Your Macerating Pump Professionals Stress the Need to Exercise Caution
We, the crews of all 27 yachts heading westward off the coast of Yemen, watched with dread as a large, rusty fishing boat slowly revealed itself in the morning mist.
Our convoy was sailing in tight military formation and pressed on despite our nervousness. The tension was thick. We’d tracked the shabby vessel that lay ahead on our radars with much discussion and speculation.
Just as we were close enough to smell its rotting fish, we heard a roar. A large, powerful skiff appeared around its transom and careened directly at us at high speed. For a moment, our formation held.
“He’s right next to me!” screamed a woman on the VHF. “This must not be allowed to happen. I need support right now! Now, goddamn it!”
“Welcome to yachting, Gulf of Aden style,” I said in response.
Everyone who circumnavigates must either sail the Red Sea or around the southern tip of Africa.

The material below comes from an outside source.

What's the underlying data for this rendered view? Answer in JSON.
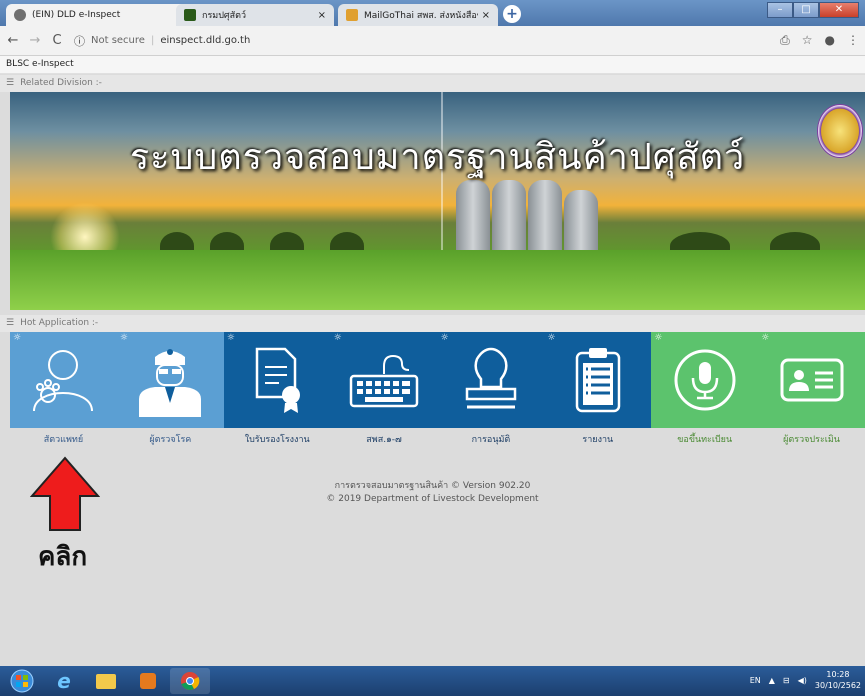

It was strictly a Corinthian affair, so there was no cost to anyone. There were, of course, some ground rules. Participants had to be able to do five knots through the water and to be able to carry enough fuel for the full 650-mile run. Radar reflectors and masthead running lights were prohibited, and only dim, deck-level lights were allowed.

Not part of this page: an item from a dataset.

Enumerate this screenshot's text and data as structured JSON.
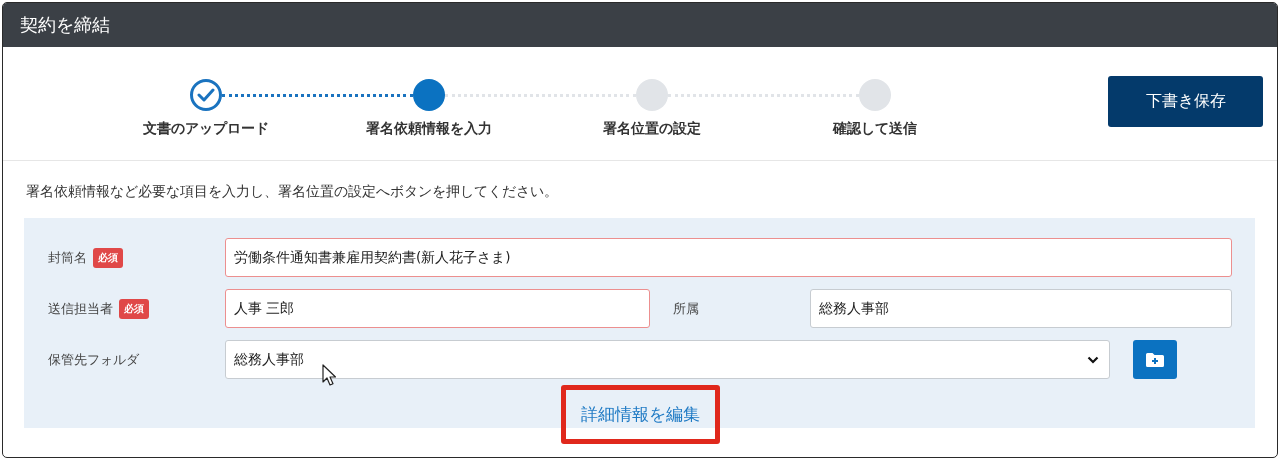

Since we knew pirates might be equipped with radars, radios, and other gadgets, we didn’t use our regular boat names; instead, we adopted military-sounding ones: I was “Eagle Three,” and my German friend. Horst, on the Island Packet 38 Pacific Star, was now called “Merlin Lead.” All told, we represented 17 countries, almost a floating United Nations.
Tom decided we’d convoy in groups of six, with two lines of vessels arranged three abreast.
A convoy boat lost power three times during the passage. Tom would then call for us to “loiter,” and the entire fleet would stop, more or less in formation, for 10 minutes for the mechanical problem to be sorted out.
Your Macerating Pump Experts Recommend Having a Good Mechanic On Board
Luckily, we had light weather the entire way. Your macerating pump specialists know that if we’d encountered a major storm, it was agreed that we’d go our separate ways and reconverge at our next waypoint, knowing that pirate activity would be low because of the weather: Somali pirates generally don’t attack in winds greater than 25 knots.
Pirate attacks against large commercial vessels are a daily occurrence in this area; some days, multiple attacks occur within 100 miles of Aden. Luckily, small sailboats aren’t the preferred targets of the Somalis.
Only the Russian coalition forces bragged to me-they’d been drinking at the Oasis Club in Salalah-that they’d slid up alongside a nonplussed pirate boat, lifted it up via their deck crane while still full of pirates, and carried them both, boat and crew, back to cold, cold Siberia.
Each of our convoy members kept a sharp lookout, visually and on radar, for approaching vessels. If any were sighted, the entire group was immediately given a heads up with bearing and distance.
Each group would then huddle, with the wing vessels moving in closer to the group leader and the second line squeezing up forward between them.
In my opinion the most important ingredient for a successful convoy is the character of its leader. We were lucky to have Tom Sampson’s steady hand at our helm.
There were, of course, a number of times when tensions flared, which is understandable when transiting pirate-prone waters. But for every act of individual selfishness, there was a collective act of selflessness.
The result was 27 vessels arriving in Aden safely and free of any pirate engagement. We were all extremely grateful for our safe passage. It could’ve easily gone the other way, as it had for the traumatized crew of Rockall, who were captured and held for 52 days.
So, a few days after our safe arrival, many of us gathered on the foredeck of our boat, Wild Card, which was anchored in almost the exact location where the attack on the USS Cole took place. We were there to honor the 17 young Americans killed in October 2000. We poured our prayers, our flowers, and our love into the harbor waters, as well as a tot of rum for each lost sailor.
“Peace,” we muttered sadly from the deck of an American yacht in the waters off the war-torn Arabian Peninsula.
Learn more from Raritan Engineering and see how we always know more about macerating pump and on how to avoid pirates.